Don’t worry, we’re not about to turn into a pair of those snobby “We don’t own a TV” people. Nah, there’s something to be said for having a certain level of cultural literacy. It’s just that the ‘regular’ method has gotten in the way with what’s really important.

Powered by

About Mark Saleski

  • Mark, I’m likewise leaning towards terminating cable TV. And this from a guy who reviews TV for Blogcritics! But as you point out, the options are mushrooming for content acquisition from the Internet. Unlike you, I’m not so much burned out or bummed out as impecunious. I pay $45 a month for TV, and the same for broadband. Yet while there’s always something new that interests me on the Internet, TV is just the opposite. If finances force me to choose between TV and Internet, my decision gets easier every day.

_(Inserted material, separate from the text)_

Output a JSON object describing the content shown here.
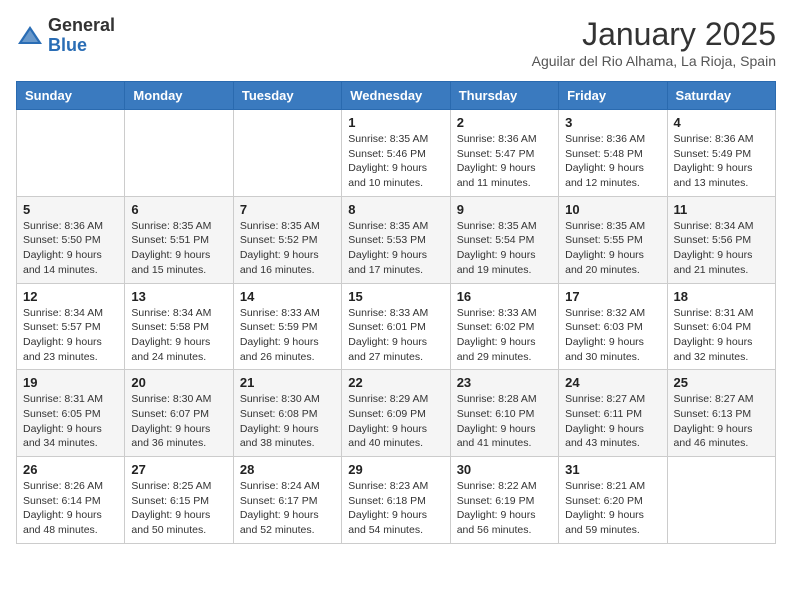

    I object especially to bundling, which is cable-speak for rip-off. Of the 75 channels in my package, I literally never watch 60. Bundle we must, say service providers, because popular channels such as ESPN charge exorbitantly, even if unpopular channels (i.e., the ones I watch) charge little. Well, say I, let the folks who watch ESPN pay that premium, and charge me for only the channels I watch. Won’t work, claim the providers. That way lies bankruptcy. Right, and without our $700 trillion BUNDLED taxpayer bailout of Wall Street in 2008, the entire U.S. economy would’ve gone poof. They know this how?

  • doug m

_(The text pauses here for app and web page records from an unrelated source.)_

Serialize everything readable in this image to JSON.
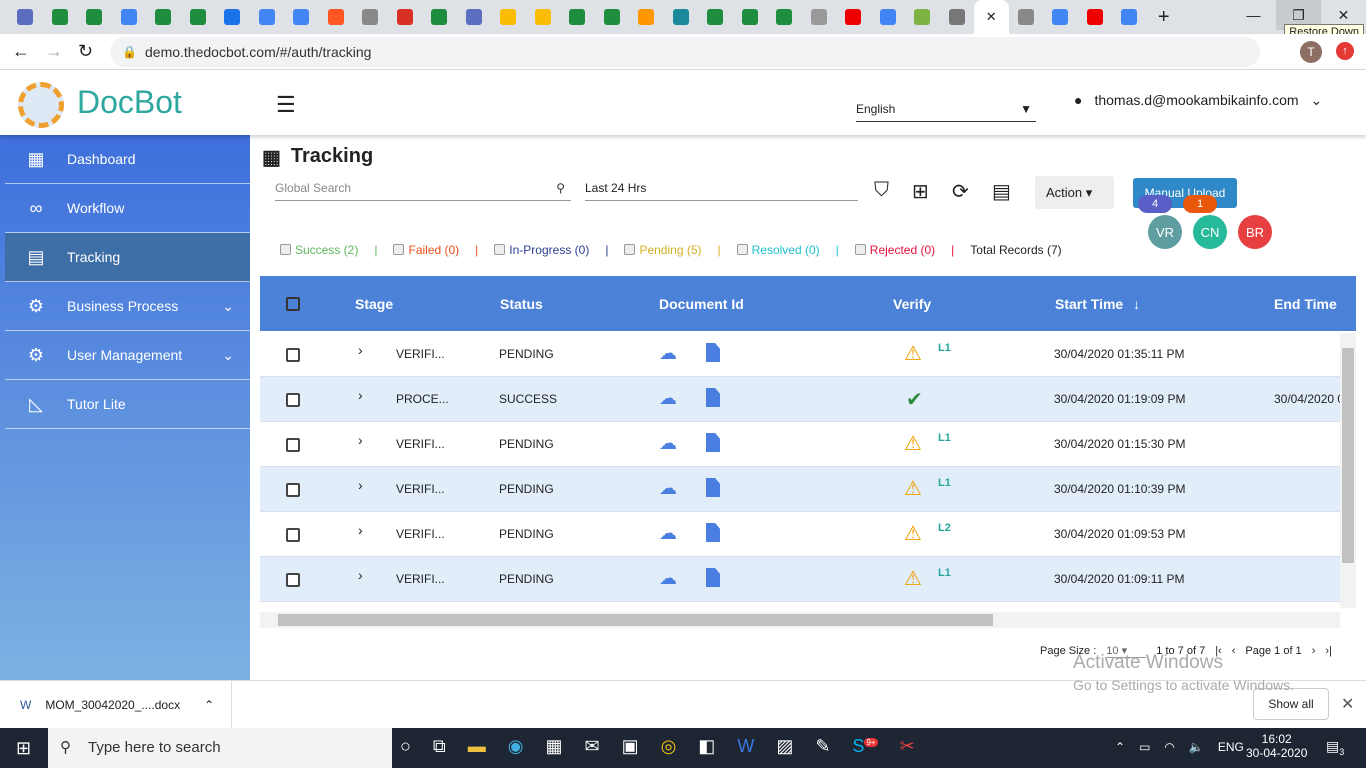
{
  "browser": {
    "tab_colors": [
      "#5b6dbf",
      "#1e8e3e",
      "#1e8e3e",
      "#4285f4",
      "#1e8e3e",
      "#1e8e3e",
      "#1a73e8",
      "#4285f4",
      "#4285f4",
      "#ff5722",
      "#888",
      "#d93025",
      "#1e8e3e",
      "#5b6dbf",
      "#fbbc04",
      "#fbbc04",
      "#1e8e3e",
      "#1e8e3e",
      "#ff9800",
      "#1a8a9a",
      "#1e8e3e",
      "#1e8e3e",
      "#1e8e3e",
      "#999",
      "#e00",
      "#4285f4",
      "#7cb342",
      "#777",
      "#fff",
      "#888",
      "#4285f4",
      "#e00",
      "#4285f4"
    ],
    "new_tab": "+",
    "url": "demo.thedocbot.com/#/auth/tracking",
    "tooltip": "Restore Down",
    "profile_initial": "T"
  },
  "app": {
    "logo": "DocBot",
    "language": "English",
    "user": "thomas.d@mookambikainfo.com"
  },
  "sidebar": {
    "items": [
      {
        "label": "Dashboard",
        "icon": "dashboard-icon",
        "glyph": "▦"
      },
      {
        "label": "Workflow",
        "icon": "infinity-icon",
        "glyph": "∞"
      },
      {
        "label": "Tracking",
        "icon": "table-icon",
        "glyph": "▤",
        "active": true
      },
      {
        "label": "Business Process",
        "icon": "gear-icon",
        "glyph": "⚙",
        "chevron": "⌄"
      },
      {
        "label": "User Management",
        "icon": "gear-icon",
        "glyph": "⚙",
        "chevron": "⌄"
      },
      {
        "label": "Tutor Lite",
        "icon": "set-square-icon",
        "glyph": "◺"
      }
    ]
  },
  "page": {
    "title": "Tracking",
    "search_placeholder": "Global Search",
    "date_range": "Last 24 Hrs",
    "action": "Action",
    "manual_upload": "Manual Upload"
  },
  "filters": [
    {
      "label": "Success (2)",
      "color": "#5cb85c"
    },
    {
      "label": "Failed (0)",
      "color": "#e8501a"
    },
    {
      "label": "In-Progress (0)",
      "color": "#2a3f8f"
    },
    {
      "label": "Pending (5)",
      "color": "#d4b020"
    },
    {
      "label": "Resolved (0)",
      "color": "#20c0d0"
    },
    {
      "label": "Rejected (0)",
      "color": "#e8103a"
    }
  ],
  "total_records": "Total Records (7)",
  "avatars": [
    {
      "label": "VR",
      "color": "#5f9ea0",
      "count": "4",
      "count_color": "#5a5fc8"
    },
    {
      "label": "CN",
      "color": "#26b99a",
      "count": "1",
      "count_color": "#e8580c"
    },
    {
      "label": "BR",
      "color": "#e84040"
    }
  ],
  "table": {
    "columns": [
      "Stage",
      "Status",
      "Document Id",
      "Verify",
      "Start Time",
      "End Time"
    ],
    "sort_icon": "↓",
    "rows": [
      {
        "stage": "VERIFI...",
        "status": "PENDING",
        "verify": "warning",
        "level": "L1",
        "start": "30/04/2020 01:35:11 PM",
        "end": ""
      },
      {
        "stage": "PROCE...",
        "status": "SUCCESS",
        "verify": "check",
        "level": "",
        "start": "30/04/2020 01:19:09 PM",
        "end": "30/04/2020 0"
      },
      {
        "stage": "VERIFI...",
        "status": "PENDING",
        "verify": "warning",
        "level": "L1",
        "start": "30/04/2020 01:15:30 PM",
        "end": ""
      },
      {
        "stage": "VERIFI...",
        "status": "PENDING",
        "verify": "warning",
        "level": "L1",
        "start": "30/04/2020 01:10:39 PM",
        "end": ""
      },
      {
        "stage": "VERIFI...",
        "status": "PENDING",
        "verify": "warning",
        "level": "L2",
        "start": "30/04/2020 01:09:53 PM",
        "end": ""
      },
      {
        "stage": "VERIFI...",
        "status": "PENDING",
        "verify": "warning",
        "level": "L1",
        "start": "30/04/2020 01:09:11 PM",
        "end": ""
      }
    ]
  },
  "pagination": {
    "page_size_label": "Page Size :",
    "page_size": "10",
    "range": "1 to 7 of 7",
    "page": "Page 1 of 1"
  },
  "watermark": {
    "line1": "Activate Windows",
    "line2": "Go to Settings to activate Windows."
  },
  "download": {
    "file": "MOM_30042020_....docx",
    "show_all": "Show all"
  },
  "taskbar": {
    "search": "Type here to search",
    "lang": "ENG",
    "time": "16:02",
    "date": "30-04-2020",
    "notifications": "3",
    "skype_badge": "9+"
  }
}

    Great points, even though it seems odd to read a friday morning muisc artice that’s really a thursday night tv article.

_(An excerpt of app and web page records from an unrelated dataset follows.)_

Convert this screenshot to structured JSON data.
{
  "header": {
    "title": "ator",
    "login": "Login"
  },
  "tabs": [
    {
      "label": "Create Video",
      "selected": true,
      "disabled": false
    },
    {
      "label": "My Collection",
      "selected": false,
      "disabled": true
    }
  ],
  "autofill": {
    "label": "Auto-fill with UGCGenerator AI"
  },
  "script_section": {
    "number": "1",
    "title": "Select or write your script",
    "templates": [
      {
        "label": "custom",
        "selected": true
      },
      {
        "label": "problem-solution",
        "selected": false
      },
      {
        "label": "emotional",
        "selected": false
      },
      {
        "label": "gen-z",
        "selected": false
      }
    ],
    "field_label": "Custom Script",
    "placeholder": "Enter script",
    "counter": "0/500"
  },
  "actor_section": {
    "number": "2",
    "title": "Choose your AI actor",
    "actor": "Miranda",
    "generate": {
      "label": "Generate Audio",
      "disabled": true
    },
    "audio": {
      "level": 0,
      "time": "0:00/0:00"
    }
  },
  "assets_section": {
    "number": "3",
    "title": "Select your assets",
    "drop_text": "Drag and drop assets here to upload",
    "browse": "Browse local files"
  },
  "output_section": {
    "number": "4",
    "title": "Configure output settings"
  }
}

    People waste so much money on cable and satellite radio.

  • it’s true alan. and maybe if i could get the 3 channels i actually do watch for 15 bucks or something, i’d keep it. maybe not tho.

    and doug, this space isn’t always about music, though there’s always some kind of link from the content to the record i picked . this week is no exception.

    there will be a quiz later…

  • mark! another excellent friday morning listen. we haven’t had cable for a couple years and it’s great. the only thing i miss is sports. though we have kept the actual television to watch films on.
    love the network footnote also.

  • yes, mr. g, you guys were one of the inspirations for this.

  • When we made the last move we neglected to get cable. There are times when I miss vegging out and flipping randomly, but not that much.

    With netflix and a decent internet connection I can’t say there is anything unavailable to us if we want to watch.

  • Josh Hathaway

    I’ve had the desire to junk the tv or at least detune from it many, many times over the years. We never have. I will say this, though. Despite the continuing presence of the television, I’ve managed to turn the fool thing off more often as evidenced by my increased writing output. I will probably veg a little more than I like but my priorities have shifted. I’m getting my work done.

  • Wow. Well. First of all, although I won’t be following your lead at this point, I salute you Mark (and TW of course). The tipping point for over saturation has come and gone. I still like TV a lot, but I observe – or at least feel – something that gives me the creeps. THEY have too much influence over US. The inclusion of that Network clip was brilliant. How fitting. And it sounds like it could have been broadcast today. Sad. But that was some of Peter Finch’s finest work

  • i don’t know that we’re doing anything all that brave and/or revolutionary. just realizing that tv isn’t really a positive anymore.

    think about how many times i’ve replied “i’ve never seen that” to conversations about shows.

  • zingzing

    i haven’t owned a television for almost 3 years, and haven’t had cable in almost 10. i’d pat myself on the back, but the damn truth is that the computer has replaced the tv. it’s almost worse, because the amount of content is insurmountable. it seemingly goes on forever.

  • that’s probably true, but i use a computer all danged day, so when i get home it isn’t much of a draw.

  • i have a television that i don’t watch (save for random viewings of DVD concerts and films), but the TV is serving a valuable purpose for me, even when it’s off: it sits in front of a window, blocking the room’s only means of sunshine. sure, some people go for that whole daylight deal, but I like knowing that, with the dim of a lamp, I can become a crazy ol’ nightbird writer at 2 in the afternoon. 🙂